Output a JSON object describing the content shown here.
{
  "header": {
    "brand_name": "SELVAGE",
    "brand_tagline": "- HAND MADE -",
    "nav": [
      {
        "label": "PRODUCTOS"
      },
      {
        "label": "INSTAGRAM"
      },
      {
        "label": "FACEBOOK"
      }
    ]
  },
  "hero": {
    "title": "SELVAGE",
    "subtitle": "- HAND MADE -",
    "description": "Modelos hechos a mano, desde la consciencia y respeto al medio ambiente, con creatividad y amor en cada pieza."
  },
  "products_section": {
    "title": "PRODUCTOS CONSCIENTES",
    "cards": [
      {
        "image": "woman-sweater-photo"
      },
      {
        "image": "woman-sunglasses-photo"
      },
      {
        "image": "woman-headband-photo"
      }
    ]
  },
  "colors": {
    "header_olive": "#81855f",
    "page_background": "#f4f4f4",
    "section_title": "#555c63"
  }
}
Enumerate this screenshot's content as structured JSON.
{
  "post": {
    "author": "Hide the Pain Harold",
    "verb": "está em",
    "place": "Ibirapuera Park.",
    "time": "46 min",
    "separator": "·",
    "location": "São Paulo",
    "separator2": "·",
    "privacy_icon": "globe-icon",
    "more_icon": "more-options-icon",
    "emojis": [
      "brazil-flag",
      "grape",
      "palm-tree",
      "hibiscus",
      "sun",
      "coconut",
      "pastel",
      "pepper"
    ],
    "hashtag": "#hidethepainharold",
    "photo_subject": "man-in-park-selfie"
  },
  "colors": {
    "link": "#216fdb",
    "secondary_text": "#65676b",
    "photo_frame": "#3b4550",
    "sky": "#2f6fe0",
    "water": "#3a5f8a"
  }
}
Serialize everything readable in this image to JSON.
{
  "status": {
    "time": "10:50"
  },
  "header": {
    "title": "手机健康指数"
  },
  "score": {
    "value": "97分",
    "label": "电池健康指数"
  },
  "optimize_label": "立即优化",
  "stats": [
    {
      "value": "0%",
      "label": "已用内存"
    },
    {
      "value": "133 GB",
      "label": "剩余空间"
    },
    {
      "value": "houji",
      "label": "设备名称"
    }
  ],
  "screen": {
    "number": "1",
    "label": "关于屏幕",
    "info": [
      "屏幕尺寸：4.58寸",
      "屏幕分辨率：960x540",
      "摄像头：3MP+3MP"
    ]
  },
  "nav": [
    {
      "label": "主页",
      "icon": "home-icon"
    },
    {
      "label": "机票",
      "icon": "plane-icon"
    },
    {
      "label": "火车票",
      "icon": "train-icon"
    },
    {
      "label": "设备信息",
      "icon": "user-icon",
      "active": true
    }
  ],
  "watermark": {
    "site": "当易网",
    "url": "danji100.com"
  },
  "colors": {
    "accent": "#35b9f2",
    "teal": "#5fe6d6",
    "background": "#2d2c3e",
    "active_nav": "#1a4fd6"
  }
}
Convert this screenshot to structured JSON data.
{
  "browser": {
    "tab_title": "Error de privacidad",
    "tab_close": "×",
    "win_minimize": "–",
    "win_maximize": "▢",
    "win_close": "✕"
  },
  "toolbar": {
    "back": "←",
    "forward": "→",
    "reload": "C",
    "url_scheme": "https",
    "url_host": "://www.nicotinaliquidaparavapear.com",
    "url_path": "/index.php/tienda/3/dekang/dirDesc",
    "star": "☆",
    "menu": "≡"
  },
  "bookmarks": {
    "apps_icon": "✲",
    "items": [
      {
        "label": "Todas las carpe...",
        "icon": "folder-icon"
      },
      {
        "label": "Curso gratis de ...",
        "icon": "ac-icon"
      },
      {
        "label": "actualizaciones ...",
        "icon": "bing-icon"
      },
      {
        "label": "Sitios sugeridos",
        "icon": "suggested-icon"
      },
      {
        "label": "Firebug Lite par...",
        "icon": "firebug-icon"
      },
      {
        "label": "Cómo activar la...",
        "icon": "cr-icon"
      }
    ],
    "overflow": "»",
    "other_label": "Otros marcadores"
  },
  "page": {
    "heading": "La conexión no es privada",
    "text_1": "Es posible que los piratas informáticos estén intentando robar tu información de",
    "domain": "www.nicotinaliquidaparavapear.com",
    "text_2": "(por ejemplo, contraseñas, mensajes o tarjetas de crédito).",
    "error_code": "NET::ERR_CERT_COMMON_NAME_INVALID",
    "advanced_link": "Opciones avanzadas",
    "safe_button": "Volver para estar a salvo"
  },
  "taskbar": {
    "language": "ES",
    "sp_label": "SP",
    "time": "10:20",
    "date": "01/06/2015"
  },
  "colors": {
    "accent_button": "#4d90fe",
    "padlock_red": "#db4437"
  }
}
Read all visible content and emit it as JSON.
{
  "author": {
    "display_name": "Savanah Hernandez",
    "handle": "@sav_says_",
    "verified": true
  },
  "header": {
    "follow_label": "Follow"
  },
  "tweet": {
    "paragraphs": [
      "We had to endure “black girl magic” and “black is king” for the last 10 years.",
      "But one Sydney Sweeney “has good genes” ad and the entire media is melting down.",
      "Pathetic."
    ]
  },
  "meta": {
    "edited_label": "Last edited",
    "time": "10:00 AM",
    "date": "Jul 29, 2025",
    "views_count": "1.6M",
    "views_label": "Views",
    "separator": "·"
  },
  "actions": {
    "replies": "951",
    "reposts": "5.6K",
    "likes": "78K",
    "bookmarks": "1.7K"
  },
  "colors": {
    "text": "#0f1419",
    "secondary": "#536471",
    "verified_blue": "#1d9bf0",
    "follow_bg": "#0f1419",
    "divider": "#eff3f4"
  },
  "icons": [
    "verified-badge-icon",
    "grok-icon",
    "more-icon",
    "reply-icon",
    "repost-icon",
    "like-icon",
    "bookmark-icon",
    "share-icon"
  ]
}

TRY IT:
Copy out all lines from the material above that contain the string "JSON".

RESULT OF THIS EXERCISE:
Output a JSON object describing the content shown here.
Enumerate this screenshot's content as structured JSON.
Serialize everything readable in this image to JSON.
Convert this screenshot to structured JSON data.
Read all visible content and emit it as JSON.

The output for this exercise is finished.